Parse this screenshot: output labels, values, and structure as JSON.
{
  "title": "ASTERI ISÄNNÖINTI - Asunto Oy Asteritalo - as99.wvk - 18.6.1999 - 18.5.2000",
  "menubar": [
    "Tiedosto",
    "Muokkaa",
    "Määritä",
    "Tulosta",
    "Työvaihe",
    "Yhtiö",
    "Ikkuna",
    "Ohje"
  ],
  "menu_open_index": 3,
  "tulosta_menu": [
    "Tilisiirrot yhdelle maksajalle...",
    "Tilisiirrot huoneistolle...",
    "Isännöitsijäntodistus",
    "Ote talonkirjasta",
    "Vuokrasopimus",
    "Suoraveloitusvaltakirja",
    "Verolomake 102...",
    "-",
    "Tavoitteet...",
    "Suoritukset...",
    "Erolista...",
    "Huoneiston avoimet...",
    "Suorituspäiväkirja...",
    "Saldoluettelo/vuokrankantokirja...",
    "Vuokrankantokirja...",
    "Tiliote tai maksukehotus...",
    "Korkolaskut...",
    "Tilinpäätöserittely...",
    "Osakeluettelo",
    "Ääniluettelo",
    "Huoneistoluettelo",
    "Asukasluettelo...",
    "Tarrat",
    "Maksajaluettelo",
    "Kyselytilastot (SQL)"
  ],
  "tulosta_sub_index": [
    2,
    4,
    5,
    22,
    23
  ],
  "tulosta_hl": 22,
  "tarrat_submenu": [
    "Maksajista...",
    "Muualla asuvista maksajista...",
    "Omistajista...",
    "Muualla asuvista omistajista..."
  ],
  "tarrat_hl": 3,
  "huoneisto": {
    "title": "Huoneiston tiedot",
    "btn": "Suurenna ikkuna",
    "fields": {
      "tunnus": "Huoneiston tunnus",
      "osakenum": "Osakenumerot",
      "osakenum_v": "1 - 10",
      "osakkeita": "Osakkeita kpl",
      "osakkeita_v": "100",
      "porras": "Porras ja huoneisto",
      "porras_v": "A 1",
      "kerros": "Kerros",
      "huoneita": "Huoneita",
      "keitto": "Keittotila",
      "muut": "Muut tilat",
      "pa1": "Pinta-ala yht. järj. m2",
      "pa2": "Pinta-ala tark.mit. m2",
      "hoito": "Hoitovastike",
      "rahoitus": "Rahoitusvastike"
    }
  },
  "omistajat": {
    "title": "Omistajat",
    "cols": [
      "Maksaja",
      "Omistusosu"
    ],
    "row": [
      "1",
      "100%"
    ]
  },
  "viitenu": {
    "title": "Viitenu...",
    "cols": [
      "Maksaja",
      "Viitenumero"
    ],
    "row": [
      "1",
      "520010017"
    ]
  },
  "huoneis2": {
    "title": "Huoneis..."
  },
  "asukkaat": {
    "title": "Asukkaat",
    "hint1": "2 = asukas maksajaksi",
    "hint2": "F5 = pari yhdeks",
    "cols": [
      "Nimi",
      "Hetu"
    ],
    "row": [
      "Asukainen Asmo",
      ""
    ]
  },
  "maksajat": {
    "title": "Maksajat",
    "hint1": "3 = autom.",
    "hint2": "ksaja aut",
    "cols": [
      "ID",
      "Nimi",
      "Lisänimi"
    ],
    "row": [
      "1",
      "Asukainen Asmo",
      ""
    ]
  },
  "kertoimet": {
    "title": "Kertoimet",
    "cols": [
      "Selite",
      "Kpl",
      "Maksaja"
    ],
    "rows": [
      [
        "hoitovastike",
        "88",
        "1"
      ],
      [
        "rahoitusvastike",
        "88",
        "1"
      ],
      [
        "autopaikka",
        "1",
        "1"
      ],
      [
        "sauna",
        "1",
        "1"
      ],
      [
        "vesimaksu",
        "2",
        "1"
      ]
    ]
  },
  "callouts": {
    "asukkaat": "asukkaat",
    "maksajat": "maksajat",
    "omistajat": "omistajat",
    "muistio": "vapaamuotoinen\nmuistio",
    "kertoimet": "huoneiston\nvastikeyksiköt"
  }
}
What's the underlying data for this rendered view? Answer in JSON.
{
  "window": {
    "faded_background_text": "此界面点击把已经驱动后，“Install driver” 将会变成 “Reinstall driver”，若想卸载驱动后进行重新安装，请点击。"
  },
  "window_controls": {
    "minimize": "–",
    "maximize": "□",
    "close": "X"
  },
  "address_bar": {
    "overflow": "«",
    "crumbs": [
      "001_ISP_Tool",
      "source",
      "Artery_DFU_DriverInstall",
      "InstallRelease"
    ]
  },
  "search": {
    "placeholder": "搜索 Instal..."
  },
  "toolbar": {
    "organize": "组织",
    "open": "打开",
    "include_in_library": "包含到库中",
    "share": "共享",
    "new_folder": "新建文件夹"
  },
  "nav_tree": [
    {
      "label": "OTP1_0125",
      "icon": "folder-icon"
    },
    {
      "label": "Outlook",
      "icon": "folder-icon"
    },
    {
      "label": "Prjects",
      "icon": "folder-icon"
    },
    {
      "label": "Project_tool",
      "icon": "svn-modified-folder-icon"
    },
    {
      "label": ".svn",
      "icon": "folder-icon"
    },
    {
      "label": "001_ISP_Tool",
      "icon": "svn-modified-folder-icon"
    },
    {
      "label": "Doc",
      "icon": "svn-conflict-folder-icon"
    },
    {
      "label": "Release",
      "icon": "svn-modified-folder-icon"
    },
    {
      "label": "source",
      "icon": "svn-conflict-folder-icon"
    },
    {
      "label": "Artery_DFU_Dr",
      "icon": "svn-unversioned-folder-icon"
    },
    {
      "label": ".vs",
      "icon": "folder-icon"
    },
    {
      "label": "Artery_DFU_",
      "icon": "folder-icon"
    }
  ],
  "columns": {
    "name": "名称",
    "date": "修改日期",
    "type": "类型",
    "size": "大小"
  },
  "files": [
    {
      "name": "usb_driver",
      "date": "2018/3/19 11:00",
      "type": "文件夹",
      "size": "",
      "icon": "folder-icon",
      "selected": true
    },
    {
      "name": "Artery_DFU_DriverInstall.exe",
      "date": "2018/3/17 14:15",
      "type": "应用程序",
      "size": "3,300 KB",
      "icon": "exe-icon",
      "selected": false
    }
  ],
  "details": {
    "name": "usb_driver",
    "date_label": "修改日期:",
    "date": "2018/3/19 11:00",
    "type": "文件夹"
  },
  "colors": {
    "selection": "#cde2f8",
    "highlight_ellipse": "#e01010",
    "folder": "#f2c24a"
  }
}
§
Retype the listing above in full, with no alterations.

Parse this screenshot: output labels, values, and structure as JSON.
{
  "title": "ASTERI ISÄNNÖINTI - Asunto Oy Asteritalo - as99.wvk - 18.6.1999 - 18.5.2000",
  "menubar": [
    "Tiedosto",
    "Muokkaa",
    "Määritä",
    "Tulosta",
    "Työvaihe",
    "Yhtiö",
    "Ikkuna",
    "Ohje"
  ],
  "menu_open_index": 3,
  "tulosta_menu": [
    "Tilisiirrot yhdelle maksajalle...",
    "Tilisiirrot huoneistolle...",
    "Isännöitsijäntodistus",
    "Ote talonkirjasta",
    "Vuokrasopimus",
    "Suoraveloitusvaltakirja",
    "Verolomake 102...",
    "-",
    "Tavoitteet...",
    "Suoritukset...",
    "Erolista...",
    "Huoneiston avoimet...",
    "Suorituspäiväkirja...",
    "Saldoluettelo/vuokrankantokirja...",
    "Vuokrankantokirja...",
    "Tiliote tai maksukehotus...",
    "Korkolaskut...",
    "Tilinpäätöserittely...",
    "Osakeluettelo",
    "Ääniluettelo",
    "Huoneistoluettelo",
    "Asukasluettelo...",
    "Tarrat",
    "Maksajaluettelo",
    "Kyselytilastot (SQL)"
  ],
  "tulosta_sub_index": [
    2,
    4,
    5,
    22,
    23
  ],
  "tulosta_hl": 22,
  "tarrat_submenu": [
    "Maksajista...",
    "Muualla asuvista maksajista...",
    "Omistajista...",
    "Muualla asuvista omistajista..."
  ],
  "tarrat_hl": 3,
  "huoneisto": {
    "title": "Huoneiston tiedot",
    "btn": "Suurenna ikkuna",
    "fields": {
      "tunnus": "Huoneiston tunnus",
      "osakenum": "Osakenumerot",
      "osakenum_v": "1 - 10",
      "osakkeita": "Osakkeita kpl",
      "osakkeita_v": "100",
      "porras": "Porras ja huoneisto",
      "porras_v": "A 1",
      "kerros": "Kerros",
      "huoneita": "Huoneita",
      "keitto": "Keittotila",
      "muut": "Muut tilat",
      "pa1": "Pinta-ala yht. järj. m2",
      "pa2": "Pinta-ala tark.mit. m2",
      "hoito": "Hoitovastike",
      "rahoitus": "Rahoitusvastike"
    }
  },
  "omistajat": {
    "title": "Omistajat",
    "cols": [
      "Maksaja",
      "Omistusosu"
    ],
    "row": [
      "1",
      "100%"
    ]
  },
  "viitenu": {
    "title": "Viitenu...",
    "cols": [
      "Maksaja",
      "Viitenumero"
    ],
    "row": [
      "1",
      "520010017"
    ]
  },
  "huoneis2": {
    "title": "Huoneis..."
  },
  "asukkaat": {
    "title": "Asukkaat",
    "hint1": "2 = asukas maksajaksi",
    "hint2": "F5 = pari yhdeks",
    "cols": [
      "Nimi",
      "Hetu"
    ],
    "row": [
      "Asukainen Asmo",
      ""
    ]
  },
  "maksajat": {
    "title": "Maksajat",
    "hint1": "3 = autom.",
    "hint2": "ksaja aut",
    "cols": [
      "ID",
      "Nimi",
      "Lisänimi"
    ],
    "row": [
      "1",
      "Asukainen Asmo",
      ""
    ]
  },
  "kertoimet": {
    "title": "Kertoimet",
    "cols": [
      "Selite",
      "Kpl",
      "Maksaja"
    ],
    "rows": [
      [
        "hoitovastike",
        "88",
        "1"
      ],
      [
        "rahoitusvastike",
        "88",
        "1"
      ],
      [
        "autopaikka",
        "1",
        "1"
      ],
      [
        "sauna",
        "1",
        "1"
      ],
      [
        "vesimaksu",
        "2",
        "1"
      ]
    ]
  },
  "callouts": {
    "asukkaat": "asukkaat",
    "maksajat": "maksajat",
    "omistajat": "omistajat",
    "muistio": "vapaamuotoinen\nmuistio",
    "kertoimet": "huoneiston\nvastikeyksiköt"
  }
}
What's the underlying data for this rendered view? Answer in JSON.
{
  "window": {
    "faded_background_text": "此界面点击把已经驱动后，“Install driver” 将会变成 “Reinstall driver”，若想卸载驱动后进行重新安装，请点击。"
  },
  "window_controls": {
    "minimize": "–",
    "maximize": "□",
    "close": "X"
  },
  "address_bar": {
    "overflow": "«",
    "crumbs": [
      "001_ISP_Tool",
      "source",
      "Artery_DFU_DriverInstall",
      "InstallRelease"
    ]
  },
  "search": {
    "placeholder": "搜索 Instal..."
  },
  "toolbar": {
    "organize": "组织",
    "open": "打开",
    "include_in_library": "包含到库中",
    "share": "共享",
    "new_folder": "新建文件夹"
  },
  "nav_tree": [
    {
      "label": "OTP1_0125",
      "icon": "folder-icon"
    },
    {
      "label": "Outlook",
      "icon": "folder-icon"
    },
    {
      "label": "Prjects",
      "icon": "folder-icon"
    },
    {
      "label": "Project_tool",
      "icon": "svn-modified-folder-icon"
    },
    {
      "label": ".svn",
      "icon": "folder-icon"
    },
    {
      "label": "001_ISP_Tool",
      "icon": "svn-modified-folder-icon"
    },
    {
      "label": "Doc",
      "icon": "svn-conflict-folder-icon"
    },
    {
      "label": "Release",
      "icon": "svn-modified-folder-icon"
    },
    {
      "label": "source",
      "icon": "svn-conflict-folder-icon"
    },
    {
      "label": "Artery_DFU_Dr",
      "icon": "svn-unversioned-folder-icon"
    },
    {
      "label": ".vs",
      "icon": "folder-icon"
    },
    {
      "label": "Artery_DFU_",
      "icon": "folder-icon"
    }
  ],
  "columns": {
    "name": "名称",
    "date": "修改日期",
    "type": "类型",
    "size": "大小"
  },
  "files": [
    {
      "name": "usb_driver",
      "date": "2018/3/19 11:00",
      "type": "文件夹",
      "size": "",
      "icon": "folder-icon",
      "selected": true
    },
    {
      "name": "Artery_DFU_DriverInstall.exe",
      "date": "2018/3/17 14:15",
      "type": "应用程序",
      "size": "3,300 KB",
      "icon": "exe-icon",
      "selected": false
    }
  ],
  "details": {
    "name": "usb_driver",
    "date_label": "修改日期:",
    "date": "2018/3/19 11:00",
    "type": "文件夹"
  },
  "colors": {
    "selection": "#cde2f8",
    "highlight_ellipse": "#e01010",
    "folder": "#f2c24a"
  }
}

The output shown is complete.